● Instructions to follow
If a line in the entries below contains "content", copy it.

● Data records
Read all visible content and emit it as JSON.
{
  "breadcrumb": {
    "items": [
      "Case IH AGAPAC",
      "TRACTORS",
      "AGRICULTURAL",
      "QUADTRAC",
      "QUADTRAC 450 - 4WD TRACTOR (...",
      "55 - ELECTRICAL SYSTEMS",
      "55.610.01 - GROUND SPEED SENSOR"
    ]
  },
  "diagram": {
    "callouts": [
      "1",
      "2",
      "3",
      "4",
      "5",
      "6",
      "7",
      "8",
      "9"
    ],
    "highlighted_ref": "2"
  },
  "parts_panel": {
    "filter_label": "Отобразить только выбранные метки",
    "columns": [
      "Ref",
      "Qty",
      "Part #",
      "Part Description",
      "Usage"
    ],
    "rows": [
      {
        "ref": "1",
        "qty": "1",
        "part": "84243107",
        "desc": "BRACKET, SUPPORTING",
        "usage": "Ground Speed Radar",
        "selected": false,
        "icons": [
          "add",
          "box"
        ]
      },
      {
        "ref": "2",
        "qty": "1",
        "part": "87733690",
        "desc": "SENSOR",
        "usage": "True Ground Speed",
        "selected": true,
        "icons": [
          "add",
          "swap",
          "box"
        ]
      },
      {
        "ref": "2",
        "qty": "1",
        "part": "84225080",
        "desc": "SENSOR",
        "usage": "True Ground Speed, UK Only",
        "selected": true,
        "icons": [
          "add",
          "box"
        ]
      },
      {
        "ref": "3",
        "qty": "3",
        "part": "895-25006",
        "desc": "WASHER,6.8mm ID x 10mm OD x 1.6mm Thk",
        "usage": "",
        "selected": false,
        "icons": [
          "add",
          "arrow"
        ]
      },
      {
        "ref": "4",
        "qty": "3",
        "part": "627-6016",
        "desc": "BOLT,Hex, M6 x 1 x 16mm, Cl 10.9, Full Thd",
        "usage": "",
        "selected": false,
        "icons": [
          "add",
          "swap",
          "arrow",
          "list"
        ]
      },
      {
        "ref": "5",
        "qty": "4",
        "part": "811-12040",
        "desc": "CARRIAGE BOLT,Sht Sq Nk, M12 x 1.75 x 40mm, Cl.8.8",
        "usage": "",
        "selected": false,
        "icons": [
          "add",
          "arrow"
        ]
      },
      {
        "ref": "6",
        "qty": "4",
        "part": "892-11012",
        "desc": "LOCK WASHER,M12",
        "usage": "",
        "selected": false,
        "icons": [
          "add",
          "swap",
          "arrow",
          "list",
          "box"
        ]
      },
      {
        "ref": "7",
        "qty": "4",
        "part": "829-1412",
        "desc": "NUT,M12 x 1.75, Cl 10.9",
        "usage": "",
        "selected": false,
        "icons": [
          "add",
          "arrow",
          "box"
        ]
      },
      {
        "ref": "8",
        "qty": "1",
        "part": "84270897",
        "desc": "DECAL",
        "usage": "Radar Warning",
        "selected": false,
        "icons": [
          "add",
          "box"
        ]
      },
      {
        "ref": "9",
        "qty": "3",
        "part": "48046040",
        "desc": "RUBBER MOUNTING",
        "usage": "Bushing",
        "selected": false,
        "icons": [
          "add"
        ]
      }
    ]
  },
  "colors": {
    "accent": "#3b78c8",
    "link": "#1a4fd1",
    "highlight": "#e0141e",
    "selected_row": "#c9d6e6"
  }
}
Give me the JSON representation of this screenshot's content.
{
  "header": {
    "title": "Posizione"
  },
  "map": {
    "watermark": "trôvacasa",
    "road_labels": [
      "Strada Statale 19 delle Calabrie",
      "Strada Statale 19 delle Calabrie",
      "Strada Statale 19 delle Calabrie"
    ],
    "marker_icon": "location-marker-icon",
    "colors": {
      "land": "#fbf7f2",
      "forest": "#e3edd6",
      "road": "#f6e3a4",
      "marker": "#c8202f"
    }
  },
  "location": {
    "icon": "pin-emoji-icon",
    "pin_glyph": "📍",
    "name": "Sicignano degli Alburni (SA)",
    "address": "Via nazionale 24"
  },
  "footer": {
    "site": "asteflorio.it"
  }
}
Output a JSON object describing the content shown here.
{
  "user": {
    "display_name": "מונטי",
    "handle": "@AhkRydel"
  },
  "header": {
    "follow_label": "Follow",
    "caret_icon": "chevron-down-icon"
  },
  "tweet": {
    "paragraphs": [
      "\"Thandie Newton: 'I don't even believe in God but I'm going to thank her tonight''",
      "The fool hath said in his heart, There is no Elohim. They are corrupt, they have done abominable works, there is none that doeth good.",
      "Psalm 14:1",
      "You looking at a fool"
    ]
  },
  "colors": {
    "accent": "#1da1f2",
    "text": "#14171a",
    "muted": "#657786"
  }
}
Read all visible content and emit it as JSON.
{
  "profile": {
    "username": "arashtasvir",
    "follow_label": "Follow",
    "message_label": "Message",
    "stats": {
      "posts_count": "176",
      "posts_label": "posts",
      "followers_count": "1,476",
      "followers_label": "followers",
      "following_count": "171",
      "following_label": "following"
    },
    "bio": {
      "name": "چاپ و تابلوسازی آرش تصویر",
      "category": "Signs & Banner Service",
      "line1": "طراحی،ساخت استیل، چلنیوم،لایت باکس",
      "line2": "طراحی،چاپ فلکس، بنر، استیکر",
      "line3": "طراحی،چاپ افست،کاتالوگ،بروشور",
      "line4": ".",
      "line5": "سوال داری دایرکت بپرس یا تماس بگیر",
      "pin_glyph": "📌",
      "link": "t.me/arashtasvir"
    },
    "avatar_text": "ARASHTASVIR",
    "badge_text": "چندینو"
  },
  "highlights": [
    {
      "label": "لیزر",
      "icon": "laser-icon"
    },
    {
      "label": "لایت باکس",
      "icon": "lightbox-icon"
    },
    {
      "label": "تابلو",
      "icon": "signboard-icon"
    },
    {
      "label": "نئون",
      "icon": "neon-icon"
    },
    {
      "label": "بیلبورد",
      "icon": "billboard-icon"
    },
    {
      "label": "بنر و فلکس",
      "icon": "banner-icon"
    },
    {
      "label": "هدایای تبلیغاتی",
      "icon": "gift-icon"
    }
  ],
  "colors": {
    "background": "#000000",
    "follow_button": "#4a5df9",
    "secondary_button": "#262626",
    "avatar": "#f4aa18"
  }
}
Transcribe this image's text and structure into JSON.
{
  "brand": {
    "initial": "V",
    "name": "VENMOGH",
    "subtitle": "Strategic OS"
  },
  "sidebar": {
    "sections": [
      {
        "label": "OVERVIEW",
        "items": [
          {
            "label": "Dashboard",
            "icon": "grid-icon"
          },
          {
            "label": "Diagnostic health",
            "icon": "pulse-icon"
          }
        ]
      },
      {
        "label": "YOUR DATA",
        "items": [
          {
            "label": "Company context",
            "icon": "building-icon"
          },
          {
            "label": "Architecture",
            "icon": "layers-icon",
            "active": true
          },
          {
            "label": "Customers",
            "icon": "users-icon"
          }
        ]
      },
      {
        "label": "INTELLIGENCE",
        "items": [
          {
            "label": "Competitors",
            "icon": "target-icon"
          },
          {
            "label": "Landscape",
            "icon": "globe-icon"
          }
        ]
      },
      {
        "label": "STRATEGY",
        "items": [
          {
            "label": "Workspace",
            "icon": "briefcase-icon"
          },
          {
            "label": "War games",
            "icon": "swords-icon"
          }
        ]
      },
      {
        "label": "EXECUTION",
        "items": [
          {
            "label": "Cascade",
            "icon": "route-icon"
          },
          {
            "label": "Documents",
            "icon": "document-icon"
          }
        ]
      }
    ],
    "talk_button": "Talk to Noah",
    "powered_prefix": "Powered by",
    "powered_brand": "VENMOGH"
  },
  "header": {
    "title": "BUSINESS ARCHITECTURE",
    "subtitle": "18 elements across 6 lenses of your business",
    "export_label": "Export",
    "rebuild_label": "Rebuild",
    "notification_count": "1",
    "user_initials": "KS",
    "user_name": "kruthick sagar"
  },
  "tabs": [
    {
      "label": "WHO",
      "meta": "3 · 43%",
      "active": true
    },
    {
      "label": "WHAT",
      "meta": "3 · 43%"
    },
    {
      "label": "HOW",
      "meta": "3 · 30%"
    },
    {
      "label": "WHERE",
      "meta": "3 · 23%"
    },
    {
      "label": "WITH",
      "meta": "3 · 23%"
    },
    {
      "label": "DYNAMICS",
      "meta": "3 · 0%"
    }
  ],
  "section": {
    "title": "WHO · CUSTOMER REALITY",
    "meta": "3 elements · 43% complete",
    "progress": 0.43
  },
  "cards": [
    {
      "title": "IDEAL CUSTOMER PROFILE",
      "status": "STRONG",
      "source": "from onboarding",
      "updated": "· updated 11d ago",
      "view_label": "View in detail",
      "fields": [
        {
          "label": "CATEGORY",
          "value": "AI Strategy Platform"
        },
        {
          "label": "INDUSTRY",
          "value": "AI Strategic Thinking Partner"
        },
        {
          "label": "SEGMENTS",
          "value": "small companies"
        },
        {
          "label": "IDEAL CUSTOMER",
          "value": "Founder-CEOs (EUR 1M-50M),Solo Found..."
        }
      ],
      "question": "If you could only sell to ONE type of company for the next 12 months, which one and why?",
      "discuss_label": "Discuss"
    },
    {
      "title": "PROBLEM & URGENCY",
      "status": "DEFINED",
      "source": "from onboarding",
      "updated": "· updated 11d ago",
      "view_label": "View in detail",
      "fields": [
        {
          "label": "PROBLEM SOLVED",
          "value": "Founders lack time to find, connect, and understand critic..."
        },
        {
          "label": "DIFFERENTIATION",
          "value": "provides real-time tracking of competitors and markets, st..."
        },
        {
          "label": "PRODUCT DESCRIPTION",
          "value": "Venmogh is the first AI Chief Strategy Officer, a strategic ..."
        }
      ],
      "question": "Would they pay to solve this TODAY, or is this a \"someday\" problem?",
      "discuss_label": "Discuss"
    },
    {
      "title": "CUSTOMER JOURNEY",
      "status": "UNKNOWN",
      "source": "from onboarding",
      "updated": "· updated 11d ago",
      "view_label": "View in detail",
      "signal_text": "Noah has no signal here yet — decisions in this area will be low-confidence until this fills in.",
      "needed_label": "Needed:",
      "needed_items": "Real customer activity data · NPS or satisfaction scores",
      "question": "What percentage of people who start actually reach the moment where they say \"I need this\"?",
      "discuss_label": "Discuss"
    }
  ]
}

● Task response
Read all visible content and emit it as JSON.
Give me the JSON representation of this screenshot's content.
Output a JSON object describing the content shown here.
Read all visible content and emit it as JSON.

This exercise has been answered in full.